- Marengo, J.A., Torres, R.R. & Alves, L.M. Theor Appl Climatol (2016). doi:10.1007/s00704-016-1840-8
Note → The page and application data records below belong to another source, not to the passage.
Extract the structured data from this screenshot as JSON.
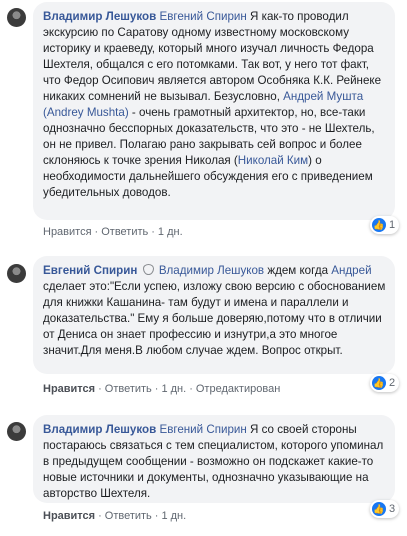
{
  "comments": [
    {
      "author": "Владимир Лешуков",
      "mention": "Евгений Спирин",
      "text_1": " Я как-то проводил экскурсию по Саратову одному известному московскому историку и краеведу, который много изучал личность Федора Шехтеля, общался с его потомками. Так вот, у него тот факт, что Федор Осипович является автором Особняка К.К. Рейнеке никаких сомнений не вызывал. Безусловно, ",
      "mention_2": "Андрей Мушта (Andrey Mushta)",
      "text_2": " - очень грамотный архитектор, но, все-таки однозначно бесспорных доказательств, что это - не Шехтель, он не привел. Полагаю рано закрывать сей вопрос и более склоняюсь к точке зрения Николая (",
      "mention_3": "Николай Ким",
      "text_3": ") о необходимости дальнейшего обсуждения его с приведением убедительных доводов.",
      "actions": {
        "like": "Нравится",
        "reply": "Ответить",
        "time": "1 дн."
      },
      "reaction_count": "1"
    },
    {
      "author": "Евгений Спирин",
      "mention": "Владимир Лешуков",
      "text_1": " ждем когда ",
      "mention_2": "Андрей",
      "text_2": " сделает это:\"Если успею, изложу свою версию с обоснованием для книжки Кашанина- там будут и имена и параллели и доказательства.\" Ему я больше доверяю,потому что в отличии от Дениса он знает профессию и изнутри,а это многое значит.Для меня.В любом случае ждем. Вопрос открыт.",
      "actions": {
        "like": "Нравится",
        "reply": "Ответить",
        "time": "1 дн.",
        "edited": "Отредактирован"
      },
      "reaction_count": "2"
    },
    {
      "author": "Владимир Лешуков",
      "mention": "Евгений Спирин",
      "text_1": " Я со своей стороны постараюсь связаться с тем специалистом, которого упоминал в предыдущем сообщении - возможно он подскажет какие-то новые источники и документы, однозначно указывающие на авторство Шехтеля.",
      "actions": {
        "like": "Нравится",
        "reply": "Ответить",
        "time": "1 дн."
      },
      "reaction_count": "3"
    }
  ],
  "icons": {
    "like": "thumbs-up-icon",
    "verified": "shield-icon"
  },
  "colors": {
    "link": "#385898",
    "bubble": "#f2f3f5",
    "like_blue": "#1877f2"
  }
}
This study provides an overview of the drought situation in Northeast Brazil for the past, present, and future. Droughts affect more people than any other natural hazard owing to their large scale and long-lasting nature. They are recurrent in the region and while some measures have been taken by the governments to mitigate their impacts, there is still a perception that residents, mainly in rural areas, are not yet adapted to these hazards. The drought affecting the Northeast from 2012 to 2015, however, has had an intensity and impact not seen in several decades and has already destroyed large swaths of cropland, affecting hundreds of cities and towns across the region, and leaving ranchers struggling to feed and water cattle. Future climate projections for the area show large temperature increases and rainfall reductions, which, together with a tendency for longer periods with consecutive dry days, suggest the occurrence of more frequent/intense dry spells and droughts and a tendency toward aridification in the region. All these conditions lead to an increase in evaporation from reservoirs and lakes, affecting irrigation and agriculture as well as key water uses including hydropower and industry, and thus, the welfare of the residents. Integrating drought monitoring and seasonal forecasting provides efficient means of assessing impacts of climate variability and change, identifying vulnerabilities, and allowing for better adaptation measures not only for medium- and long-term climate change but also for extremes of the interannual climate variability, particularly droughts.